**PROBLEM DESCRIPTION:**
Only the pictures are to be left out; write out the rest of the data exactly.

**GIVEN RECORDS:**

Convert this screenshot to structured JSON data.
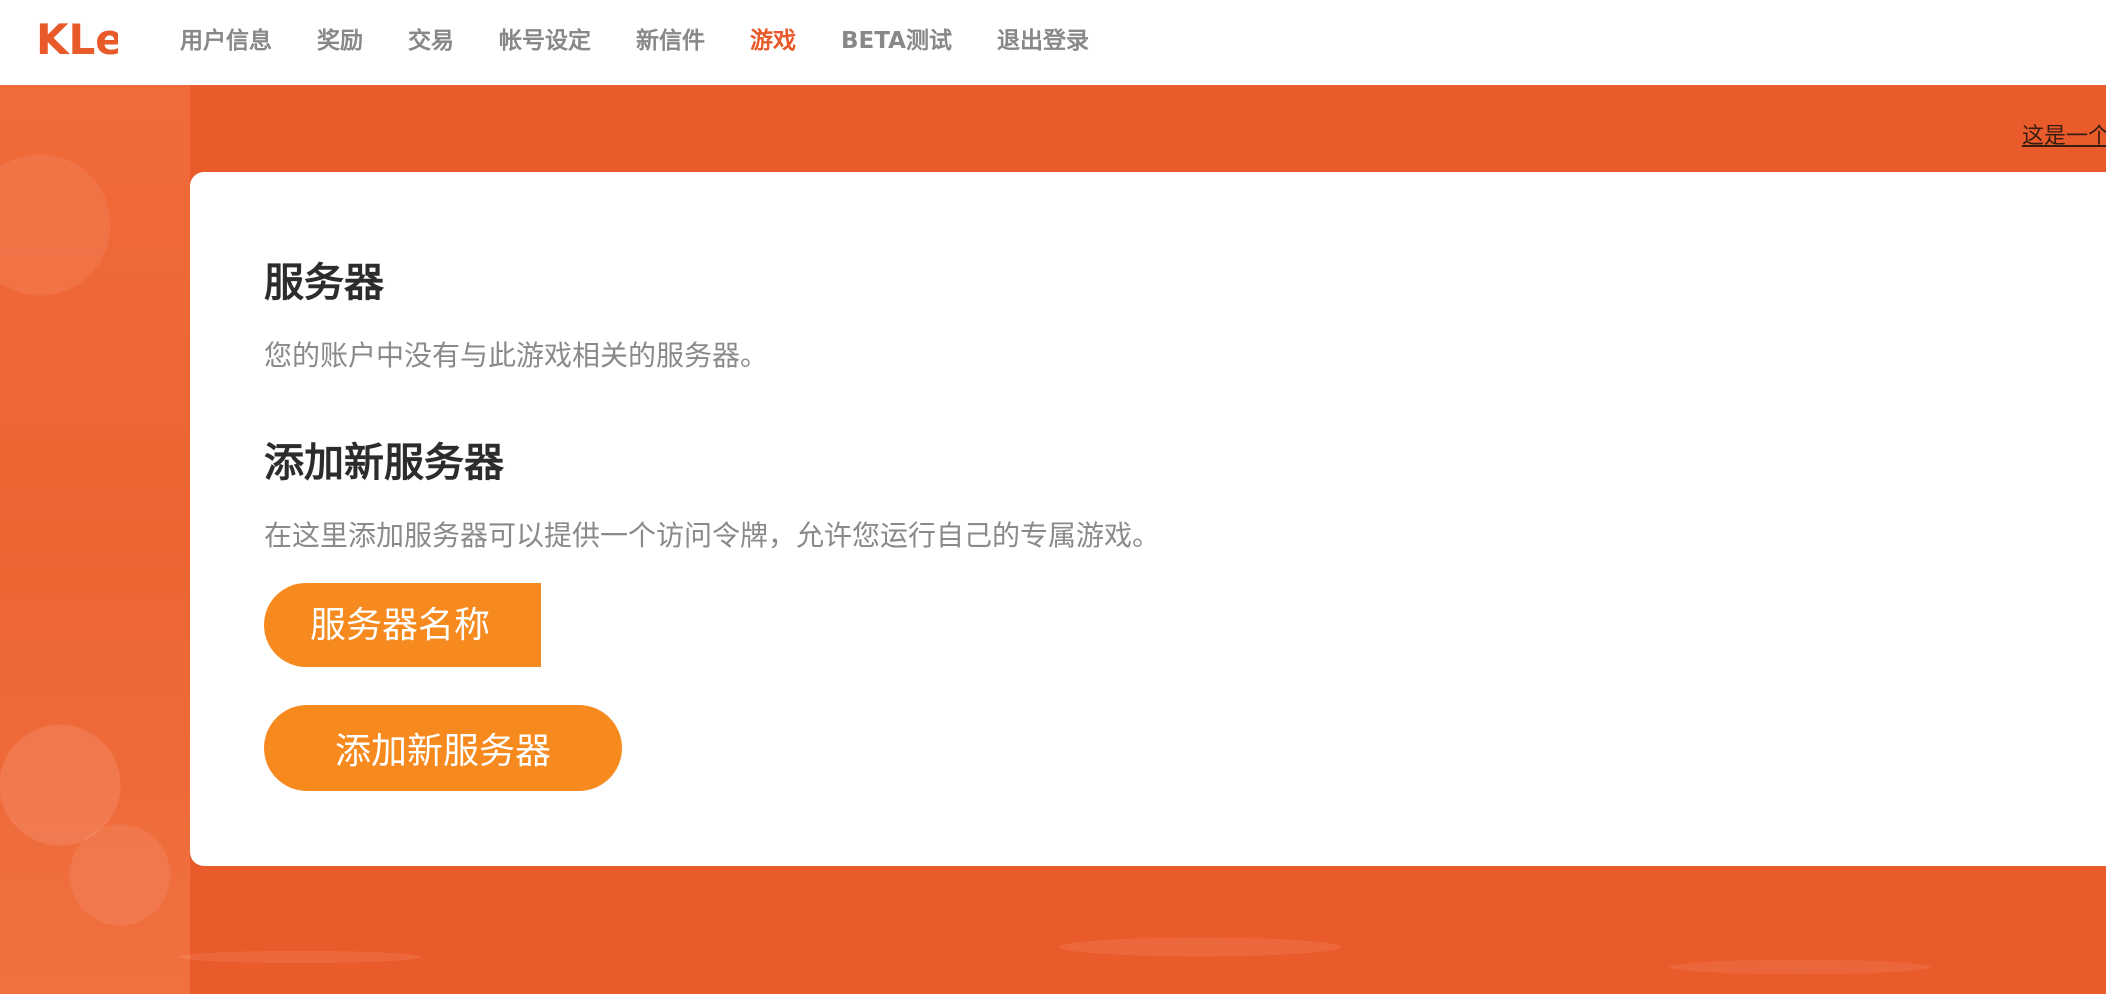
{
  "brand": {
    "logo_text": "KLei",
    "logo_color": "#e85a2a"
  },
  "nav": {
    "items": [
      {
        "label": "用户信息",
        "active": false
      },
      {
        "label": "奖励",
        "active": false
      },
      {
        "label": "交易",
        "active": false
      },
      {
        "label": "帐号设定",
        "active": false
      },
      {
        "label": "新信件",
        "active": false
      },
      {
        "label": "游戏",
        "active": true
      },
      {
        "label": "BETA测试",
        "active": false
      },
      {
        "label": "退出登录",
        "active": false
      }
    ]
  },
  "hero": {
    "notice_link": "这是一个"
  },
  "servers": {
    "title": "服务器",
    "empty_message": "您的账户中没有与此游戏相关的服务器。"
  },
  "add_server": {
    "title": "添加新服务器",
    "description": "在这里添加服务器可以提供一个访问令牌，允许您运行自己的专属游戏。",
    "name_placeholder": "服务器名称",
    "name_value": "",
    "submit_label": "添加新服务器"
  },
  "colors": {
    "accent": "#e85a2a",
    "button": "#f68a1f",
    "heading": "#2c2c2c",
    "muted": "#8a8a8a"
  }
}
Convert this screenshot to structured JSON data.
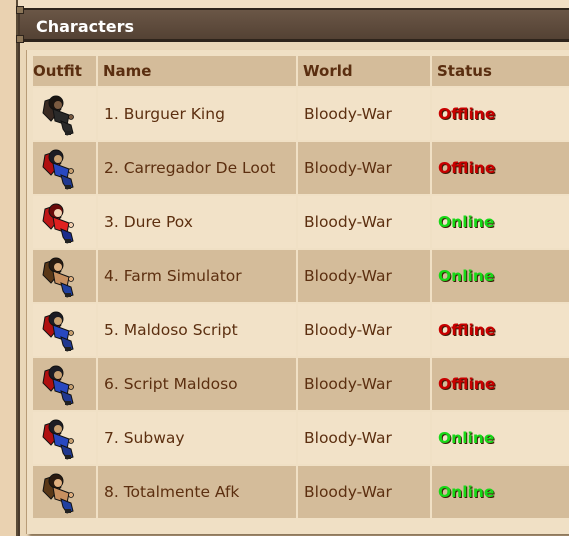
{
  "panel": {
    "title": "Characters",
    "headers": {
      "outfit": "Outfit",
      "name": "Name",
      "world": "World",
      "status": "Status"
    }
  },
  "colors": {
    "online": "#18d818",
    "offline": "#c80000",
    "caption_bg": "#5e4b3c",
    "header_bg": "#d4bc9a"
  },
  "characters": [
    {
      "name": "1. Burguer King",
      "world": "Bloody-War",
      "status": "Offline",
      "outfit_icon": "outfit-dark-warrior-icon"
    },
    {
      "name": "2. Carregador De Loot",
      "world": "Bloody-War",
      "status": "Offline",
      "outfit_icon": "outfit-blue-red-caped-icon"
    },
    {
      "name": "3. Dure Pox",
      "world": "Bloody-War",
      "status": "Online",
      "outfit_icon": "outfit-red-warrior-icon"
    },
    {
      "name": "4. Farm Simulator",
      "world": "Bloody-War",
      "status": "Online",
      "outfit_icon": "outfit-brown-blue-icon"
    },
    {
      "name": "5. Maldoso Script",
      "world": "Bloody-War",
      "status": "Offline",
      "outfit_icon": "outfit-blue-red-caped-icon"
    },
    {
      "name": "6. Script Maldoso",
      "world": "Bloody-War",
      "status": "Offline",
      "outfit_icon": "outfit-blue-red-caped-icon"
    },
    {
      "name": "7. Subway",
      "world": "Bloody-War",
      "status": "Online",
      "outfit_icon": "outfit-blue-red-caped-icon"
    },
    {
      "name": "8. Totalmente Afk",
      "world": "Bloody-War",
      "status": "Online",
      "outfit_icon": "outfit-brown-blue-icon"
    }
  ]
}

**RESULT OF THIS TASK:**
Convert this screenshot to structured JSON data.
{
  "brand": {
    "logo_text": "KLei",
    "logo_color": "#e85a2a"
  },
  "nav": {
    "items": [
      {
        "label": "用户信息",
        "active": false
      },
      {
        "label": "奖励",
        "active": false
      },
      {
        "label": "交易",
        "active": false
      },
      {
        "label": "帐号设定",
        "active": false
      },
      {
        "label": "新信件",
        "active": false
      },
      {
        "label": "游戏",
        "active": true
      },
      {
        "label": "BETA测试",
        "active": false
      },
      {
        "label": "退出登录",
        "active": false
      }
    ]
  },
  "hero": {
    "notice_link": "这是一个"
  },
  "servers": {
    "title": "服务器",
    "empty_message": "您的账户中没有与此游戏相关的服务器。"
  },
  "add_server": {
    "title": "添加新服务器",
    "description": "在这里添加服务器可以提供一个访问令牌，允许您运行自己的专属游戏。",
    "name_placeholder": "服务器名称",
    "name_value": "",
    "submit_label": "添加新服务器"
  },
  "colors": {
    "accent": "#e85a2a",
    "button": "#f68a1f",
    "heading": "#2c2c2c",
    "muted": "#8a8a8a"
  }
}
Convert this screenshot to structured JSON data.
{
  "panel": {
    "title": "Characters",
    "headers": {
      "outfit": "Outfit",
      "name": "Name",
      "world": "World",
      "status": "Status"
    }
  },
  "colors": {
    "online": "#18d818",
    "offline": "#c80000",
    "caption_bg": "#5e4b3c",
    "header_bg": "#d4bc9a"
  },
  "characters": [
    {
      "name": "1. Burguer King",
      "world": "Bloody-War",
      "status": "Offline",
      "outfit_icon": "outfit-dark-warrior-icon"
    },
    {
      "name": "2. Carregador De Loot",
      "world": "Bloody-War",
      "status": "Offline",
      "outfit_icon": "outfit-blue-red-caped-icon"
    },
    {
      "name": "3. Dure Pox",
      "world": "Bloody-War",
      "status": "Online",
      "outfit_icon": "outfit-red-warrior-icon"
    },
    {
      "name": "4. Farm Simulator",
      "world": "Bloody-War",
      "status": "Online",
      "outfit_icon": "outfit-brown-blue-icon"
    },
    {
      "name": "5. Maldoso Script",
      "world": "Bloody-War",
      "status": "Offline",
      "outfit_icon": "outfit-blue-red-caped-icon"
    },
    {
      "name": "6. Script Maldoso",
      "world": "Bloody-War",
      "status": "Offline",
      "outfit_icon": "outfit-blue-red-caped-icon"
    },
    {
      "name": "7. Subway",
      "world": "Bloody-War",
      "status": "Online",
      "outfit_icon": "outfit-blue-red-caped-icon"
    },
    {
      "name": "8. Totalmente Afk",
      "world": "Bloody-War",
      "status": "Online",
      "outfit_icon": "outfit-brown-blue-icon"
    }
  ]
}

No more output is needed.